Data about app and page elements

- - - - -

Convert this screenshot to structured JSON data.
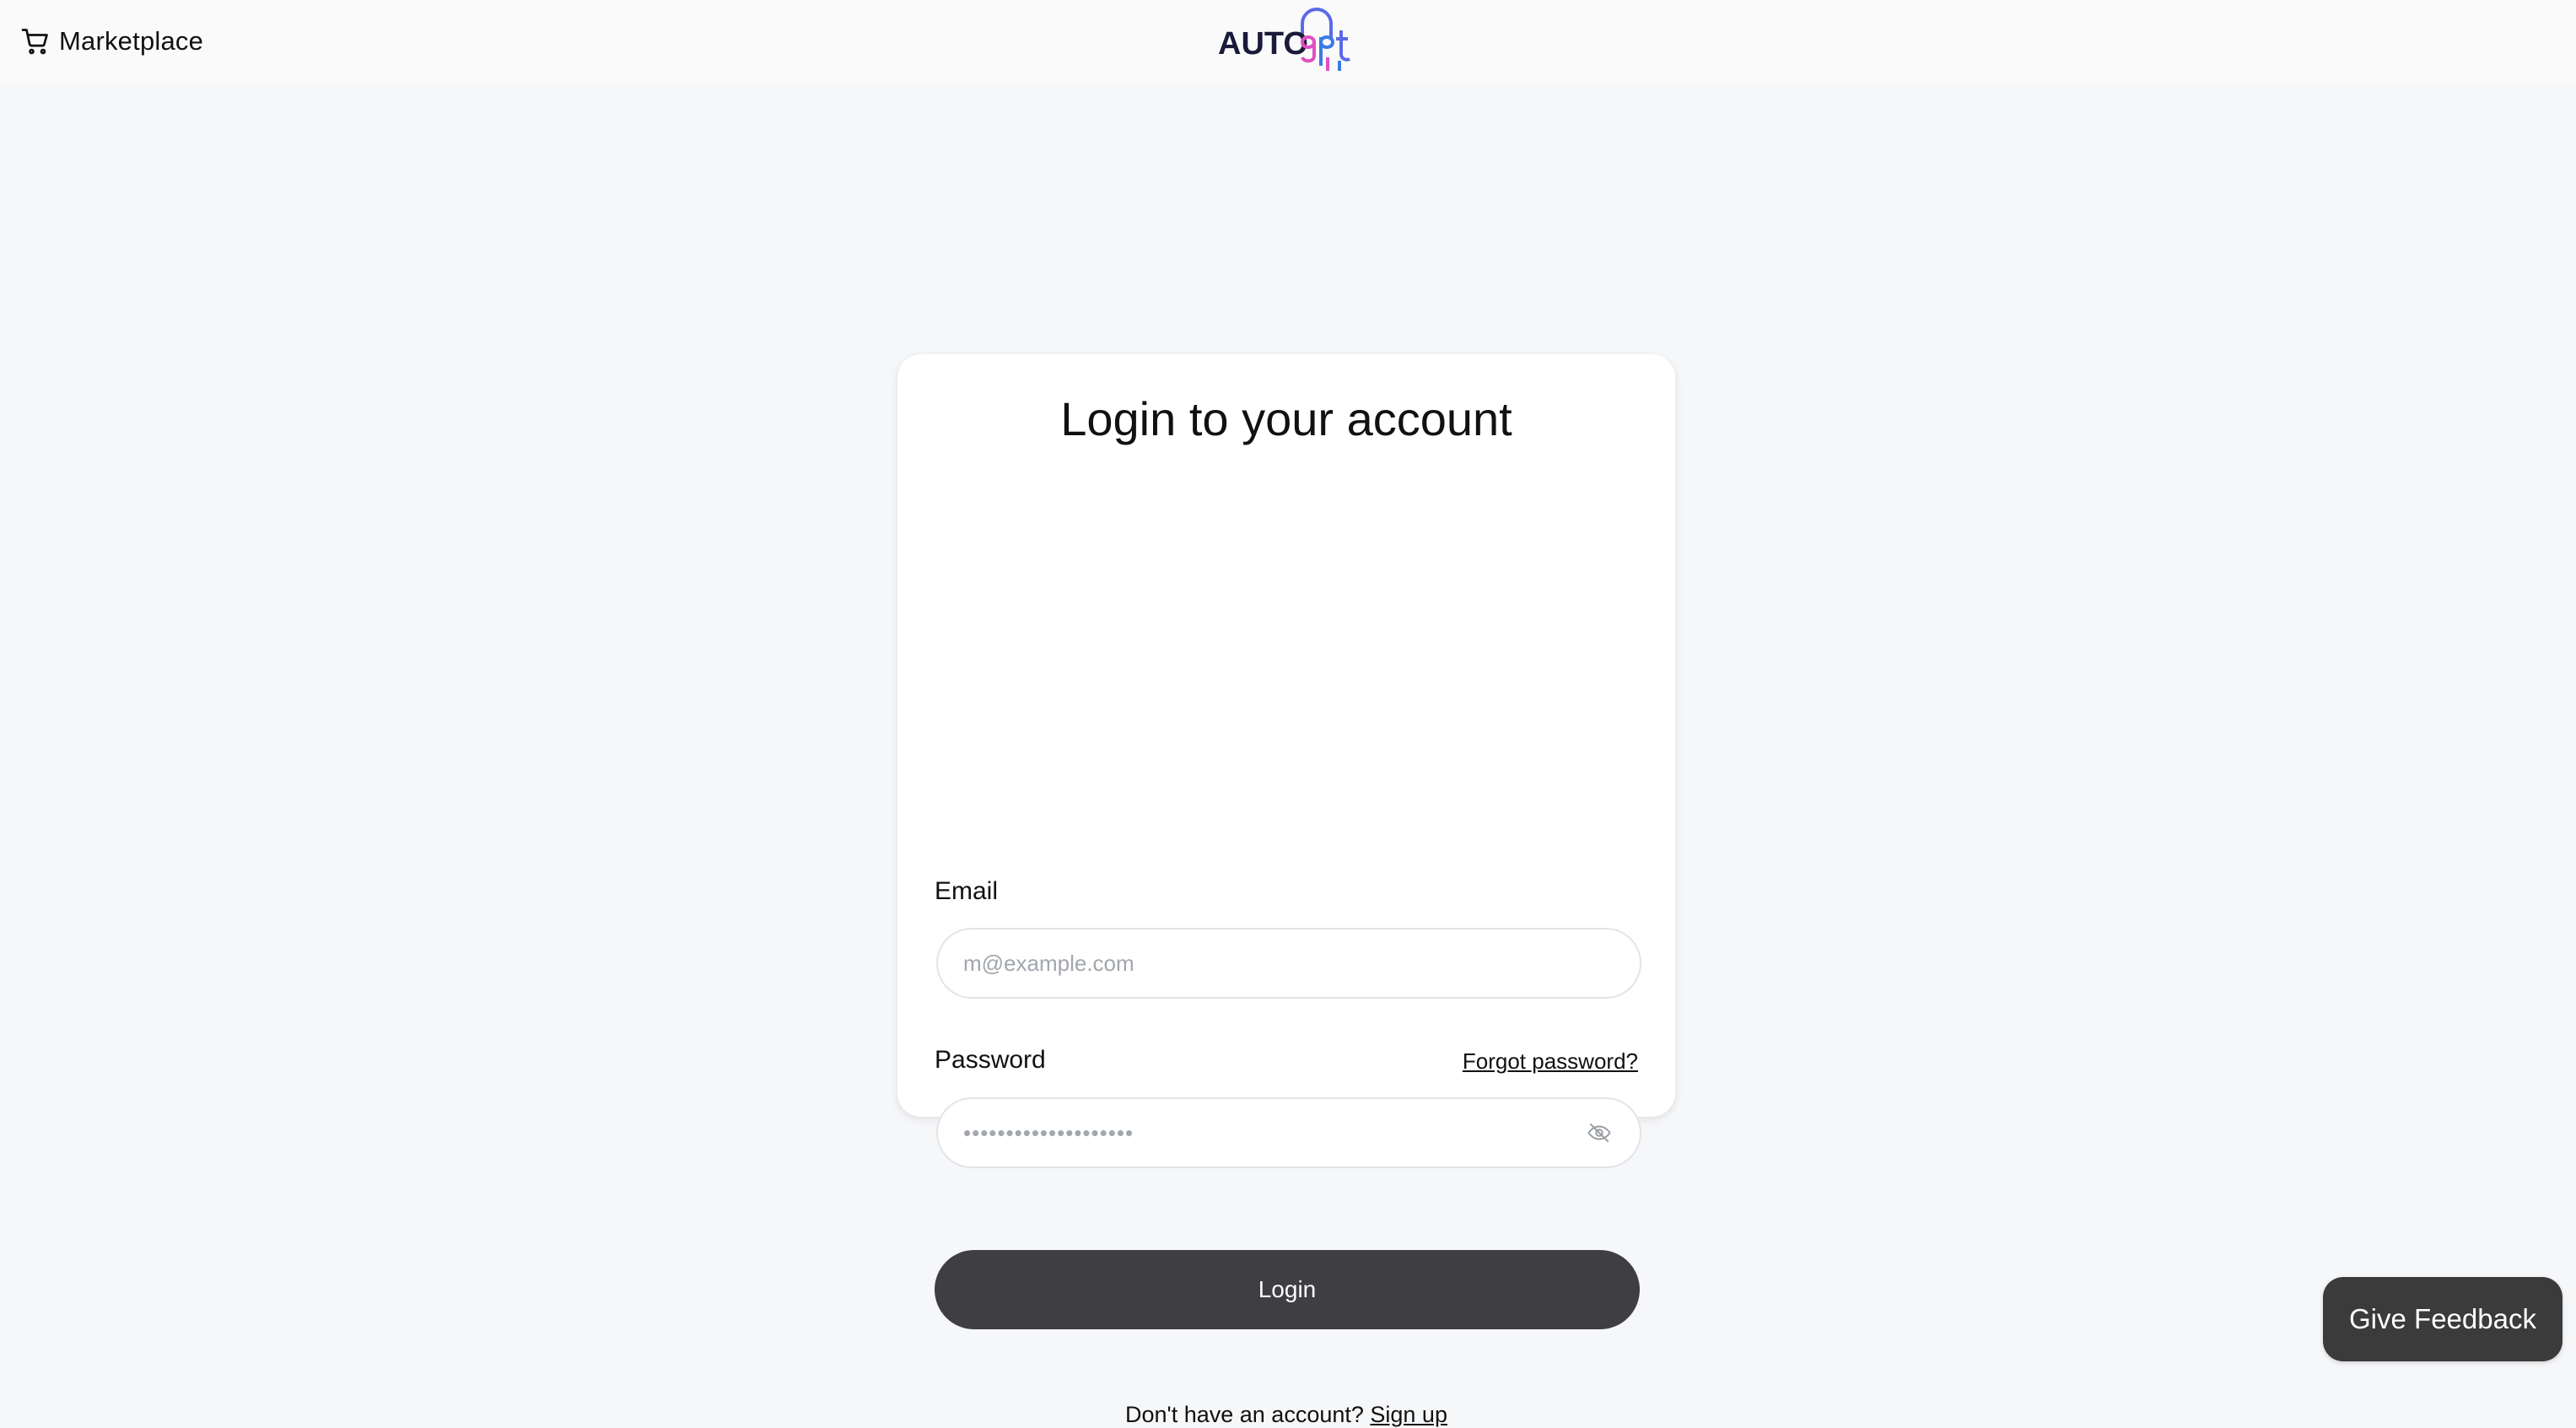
{
  "header": {
    "marketplace_label": "Marketplace",
    "marketplace_icon": "shopping-cart-icon",
    "logo_text": "AUTOgpt",
    "logo_colors": {
      "text": "#1a1a3a",
      "arch": "#5b6ae8",
      "accent_pink": "#e04fc4",
      "accent_blue": "#3b7be8"
    }
  },
  "login": {
    "title": "Login to your account",
    "email_label": "Email",
    "email_placeholder": "m@example.com",
    "email_value": "",
    "password_label": "Password",
    "forgot_password": "Forgot password?",
    "password_placeholder": "••••••••••••••••••••",
    "password_toggle_icon": "eye-off-icon",
    "submit_label": "Login",
    "signup_prompt": "Don't have an account?",
    "signup_link": "Sign up"
  },
  "feedback": {
    "label": "Give Feedback"
  },
  "colors": {
    "background": "#f6f7f9",
    "card": "#ffffff",
    "button_dark": "#3e3e43",
    "input_border": "#e2e4e8"
  }
}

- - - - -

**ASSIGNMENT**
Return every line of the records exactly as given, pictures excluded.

**RESPONSE AREA**
Convert this screenshot to structured JSON data.
{
  "header": {
    "marketplace_label": "Marketplace",
    "marketplace_icon": "shopping-cart-icon",
    "logo_text": "AUTOgpt",
    "logo_colors": {
      "text": "#1a1a3a",
      "arch": "#5b6ae8",
      "accent_pink": "#e04fc4",
      "accent_blue": "#3b7be8"
    }
  },
  "login": {
    "title": "Login to your account",
    "email_label": "Email",
    "email_placeholder": "m@example.com",
    "email_value": "",
    "password_label": "Password",
    "forgot_password": "Forgot password?",
    "password_placeholder": "••••••••••••••••••••",
    "password_toggle_icon": "eye-off-icon",
    "submit_label": "Login",
    "signup_prompt": "Don't have an account?",
    "signup_link": "Sign up"
  },
  "feedback": {
    "label": "Give Feedback"
  },
  "colors": {
    "background": "#f6f7f9",
    "card": "#ffffff",
    "button_dark": "#3e3e43",
    "input_border": "#e2e4e8"
  }
}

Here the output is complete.